═════ Input for this task
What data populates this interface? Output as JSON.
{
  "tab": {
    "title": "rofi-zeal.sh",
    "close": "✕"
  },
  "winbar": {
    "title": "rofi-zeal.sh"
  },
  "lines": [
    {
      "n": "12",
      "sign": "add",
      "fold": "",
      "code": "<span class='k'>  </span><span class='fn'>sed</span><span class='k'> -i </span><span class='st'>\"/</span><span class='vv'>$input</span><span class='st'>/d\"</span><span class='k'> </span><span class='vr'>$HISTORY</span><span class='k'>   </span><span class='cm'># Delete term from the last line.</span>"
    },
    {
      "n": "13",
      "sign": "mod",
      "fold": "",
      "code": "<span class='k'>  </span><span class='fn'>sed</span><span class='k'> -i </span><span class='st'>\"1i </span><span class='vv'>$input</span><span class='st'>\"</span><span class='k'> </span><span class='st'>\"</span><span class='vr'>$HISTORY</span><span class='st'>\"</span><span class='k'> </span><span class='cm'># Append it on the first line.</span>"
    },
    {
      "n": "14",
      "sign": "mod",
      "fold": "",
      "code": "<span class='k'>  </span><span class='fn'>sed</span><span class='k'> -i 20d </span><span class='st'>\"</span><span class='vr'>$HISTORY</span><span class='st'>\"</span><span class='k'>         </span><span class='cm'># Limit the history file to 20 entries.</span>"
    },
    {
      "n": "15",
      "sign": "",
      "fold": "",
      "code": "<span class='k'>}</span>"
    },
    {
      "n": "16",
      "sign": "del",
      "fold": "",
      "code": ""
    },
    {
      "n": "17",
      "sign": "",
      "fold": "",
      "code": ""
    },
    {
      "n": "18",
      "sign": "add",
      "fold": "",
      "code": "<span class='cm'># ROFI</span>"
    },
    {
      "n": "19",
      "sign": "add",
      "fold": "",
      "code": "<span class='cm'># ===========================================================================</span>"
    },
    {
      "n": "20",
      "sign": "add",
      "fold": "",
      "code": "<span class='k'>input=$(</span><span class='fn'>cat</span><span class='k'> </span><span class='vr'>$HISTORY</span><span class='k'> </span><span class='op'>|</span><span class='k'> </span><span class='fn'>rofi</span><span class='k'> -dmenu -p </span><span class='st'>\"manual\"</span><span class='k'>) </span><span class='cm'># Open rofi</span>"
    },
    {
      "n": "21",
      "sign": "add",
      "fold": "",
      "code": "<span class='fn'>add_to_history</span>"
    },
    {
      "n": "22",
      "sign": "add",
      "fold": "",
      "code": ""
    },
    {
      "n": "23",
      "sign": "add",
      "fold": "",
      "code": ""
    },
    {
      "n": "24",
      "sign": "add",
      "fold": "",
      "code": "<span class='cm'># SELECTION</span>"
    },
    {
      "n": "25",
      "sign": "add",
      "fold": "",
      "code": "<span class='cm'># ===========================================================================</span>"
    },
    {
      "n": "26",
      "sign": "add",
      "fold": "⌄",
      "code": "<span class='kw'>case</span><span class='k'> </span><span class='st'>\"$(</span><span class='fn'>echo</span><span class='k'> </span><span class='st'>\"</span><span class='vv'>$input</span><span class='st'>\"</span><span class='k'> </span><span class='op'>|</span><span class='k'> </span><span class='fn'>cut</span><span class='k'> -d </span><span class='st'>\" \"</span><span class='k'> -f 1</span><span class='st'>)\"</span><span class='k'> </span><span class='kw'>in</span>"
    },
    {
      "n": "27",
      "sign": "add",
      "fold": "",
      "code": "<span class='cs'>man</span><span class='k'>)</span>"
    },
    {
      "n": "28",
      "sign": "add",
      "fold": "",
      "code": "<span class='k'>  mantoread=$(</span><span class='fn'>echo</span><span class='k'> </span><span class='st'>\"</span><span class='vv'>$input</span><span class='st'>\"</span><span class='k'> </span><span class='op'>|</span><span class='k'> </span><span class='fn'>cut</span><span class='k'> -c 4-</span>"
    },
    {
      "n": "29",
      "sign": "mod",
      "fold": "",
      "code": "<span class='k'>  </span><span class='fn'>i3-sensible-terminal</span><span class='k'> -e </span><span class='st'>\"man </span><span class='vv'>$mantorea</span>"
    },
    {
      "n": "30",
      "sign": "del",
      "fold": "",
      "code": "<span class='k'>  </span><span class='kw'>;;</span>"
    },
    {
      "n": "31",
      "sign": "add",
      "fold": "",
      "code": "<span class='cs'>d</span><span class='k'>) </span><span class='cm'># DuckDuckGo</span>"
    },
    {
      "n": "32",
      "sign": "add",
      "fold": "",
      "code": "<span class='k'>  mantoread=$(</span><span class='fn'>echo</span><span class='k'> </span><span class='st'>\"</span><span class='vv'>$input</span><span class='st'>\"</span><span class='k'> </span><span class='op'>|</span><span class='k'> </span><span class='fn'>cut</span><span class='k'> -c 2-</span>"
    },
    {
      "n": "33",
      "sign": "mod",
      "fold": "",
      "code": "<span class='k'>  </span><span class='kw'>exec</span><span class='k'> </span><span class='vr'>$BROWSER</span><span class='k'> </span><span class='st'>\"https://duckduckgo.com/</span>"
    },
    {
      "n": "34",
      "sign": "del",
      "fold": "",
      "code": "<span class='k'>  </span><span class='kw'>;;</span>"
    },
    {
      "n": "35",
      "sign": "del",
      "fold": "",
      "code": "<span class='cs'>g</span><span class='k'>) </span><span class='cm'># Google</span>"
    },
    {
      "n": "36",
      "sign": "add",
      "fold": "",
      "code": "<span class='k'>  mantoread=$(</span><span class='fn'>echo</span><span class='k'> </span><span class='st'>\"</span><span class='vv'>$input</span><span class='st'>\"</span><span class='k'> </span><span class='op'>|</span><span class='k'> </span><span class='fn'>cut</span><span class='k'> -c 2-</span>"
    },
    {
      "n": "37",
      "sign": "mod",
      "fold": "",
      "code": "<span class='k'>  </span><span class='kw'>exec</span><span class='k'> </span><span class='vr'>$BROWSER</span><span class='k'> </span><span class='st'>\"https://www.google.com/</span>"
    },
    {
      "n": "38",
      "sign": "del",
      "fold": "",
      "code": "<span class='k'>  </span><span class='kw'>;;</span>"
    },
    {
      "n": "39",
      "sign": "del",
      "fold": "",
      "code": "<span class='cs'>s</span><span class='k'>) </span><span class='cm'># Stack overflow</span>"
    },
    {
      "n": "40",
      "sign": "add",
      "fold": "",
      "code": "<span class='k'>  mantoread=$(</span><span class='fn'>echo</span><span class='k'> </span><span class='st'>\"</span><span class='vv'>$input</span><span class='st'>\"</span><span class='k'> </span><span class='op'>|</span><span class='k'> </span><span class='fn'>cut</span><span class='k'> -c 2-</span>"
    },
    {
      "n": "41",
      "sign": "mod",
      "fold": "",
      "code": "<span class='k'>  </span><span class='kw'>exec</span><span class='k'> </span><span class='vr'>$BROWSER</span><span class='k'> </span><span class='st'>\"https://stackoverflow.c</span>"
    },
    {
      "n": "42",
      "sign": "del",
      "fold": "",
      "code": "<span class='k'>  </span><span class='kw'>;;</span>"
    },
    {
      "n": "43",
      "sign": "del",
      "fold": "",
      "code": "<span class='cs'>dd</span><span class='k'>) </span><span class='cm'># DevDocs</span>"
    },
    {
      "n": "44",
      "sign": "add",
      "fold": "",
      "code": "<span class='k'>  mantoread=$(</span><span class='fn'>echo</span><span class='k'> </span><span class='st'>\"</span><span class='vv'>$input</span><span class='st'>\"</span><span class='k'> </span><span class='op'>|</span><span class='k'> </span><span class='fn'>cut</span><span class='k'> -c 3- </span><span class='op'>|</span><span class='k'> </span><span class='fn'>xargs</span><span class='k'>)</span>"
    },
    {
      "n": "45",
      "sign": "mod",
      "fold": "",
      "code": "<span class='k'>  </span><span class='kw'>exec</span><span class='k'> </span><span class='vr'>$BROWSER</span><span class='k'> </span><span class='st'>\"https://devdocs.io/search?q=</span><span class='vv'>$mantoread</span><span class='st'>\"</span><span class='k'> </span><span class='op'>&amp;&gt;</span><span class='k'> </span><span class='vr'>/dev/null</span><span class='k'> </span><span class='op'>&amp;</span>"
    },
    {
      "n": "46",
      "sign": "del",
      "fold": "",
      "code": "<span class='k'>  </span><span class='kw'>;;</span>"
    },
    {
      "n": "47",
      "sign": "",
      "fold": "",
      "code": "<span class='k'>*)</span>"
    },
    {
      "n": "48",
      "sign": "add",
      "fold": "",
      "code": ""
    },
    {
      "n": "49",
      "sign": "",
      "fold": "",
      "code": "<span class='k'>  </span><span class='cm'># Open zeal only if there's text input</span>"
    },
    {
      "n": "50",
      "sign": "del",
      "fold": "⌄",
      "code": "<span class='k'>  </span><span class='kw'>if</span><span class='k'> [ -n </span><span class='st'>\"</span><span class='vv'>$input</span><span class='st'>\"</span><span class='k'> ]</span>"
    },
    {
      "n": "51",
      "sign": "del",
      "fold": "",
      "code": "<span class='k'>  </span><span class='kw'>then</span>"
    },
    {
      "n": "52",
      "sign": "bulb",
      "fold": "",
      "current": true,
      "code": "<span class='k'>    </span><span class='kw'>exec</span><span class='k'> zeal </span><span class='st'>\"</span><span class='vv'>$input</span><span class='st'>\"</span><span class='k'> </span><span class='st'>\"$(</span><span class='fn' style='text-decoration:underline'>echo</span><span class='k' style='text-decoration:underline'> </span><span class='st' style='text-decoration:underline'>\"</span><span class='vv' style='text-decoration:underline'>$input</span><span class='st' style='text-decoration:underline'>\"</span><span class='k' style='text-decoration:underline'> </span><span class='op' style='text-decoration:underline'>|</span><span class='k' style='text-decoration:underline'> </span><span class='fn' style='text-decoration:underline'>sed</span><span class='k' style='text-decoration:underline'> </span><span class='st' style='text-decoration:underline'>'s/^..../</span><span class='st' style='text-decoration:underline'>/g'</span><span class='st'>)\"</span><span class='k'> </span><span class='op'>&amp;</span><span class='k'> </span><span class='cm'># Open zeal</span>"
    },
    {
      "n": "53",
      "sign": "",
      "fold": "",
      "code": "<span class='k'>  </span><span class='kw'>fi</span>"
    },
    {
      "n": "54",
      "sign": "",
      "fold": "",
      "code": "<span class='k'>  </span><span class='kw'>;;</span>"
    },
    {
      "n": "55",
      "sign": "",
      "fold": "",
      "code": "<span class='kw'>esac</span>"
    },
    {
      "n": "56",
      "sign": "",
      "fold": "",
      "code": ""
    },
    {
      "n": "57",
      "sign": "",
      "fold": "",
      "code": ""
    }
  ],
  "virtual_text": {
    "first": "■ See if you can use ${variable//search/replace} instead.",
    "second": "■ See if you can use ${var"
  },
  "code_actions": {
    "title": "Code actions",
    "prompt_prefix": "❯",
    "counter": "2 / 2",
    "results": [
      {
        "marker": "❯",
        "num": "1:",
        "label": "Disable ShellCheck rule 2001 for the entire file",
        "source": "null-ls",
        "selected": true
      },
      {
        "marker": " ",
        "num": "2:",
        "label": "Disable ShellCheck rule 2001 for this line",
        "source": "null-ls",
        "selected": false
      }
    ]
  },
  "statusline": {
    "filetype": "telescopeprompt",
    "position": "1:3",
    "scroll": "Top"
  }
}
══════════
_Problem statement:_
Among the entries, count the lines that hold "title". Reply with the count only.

_Reply:_
3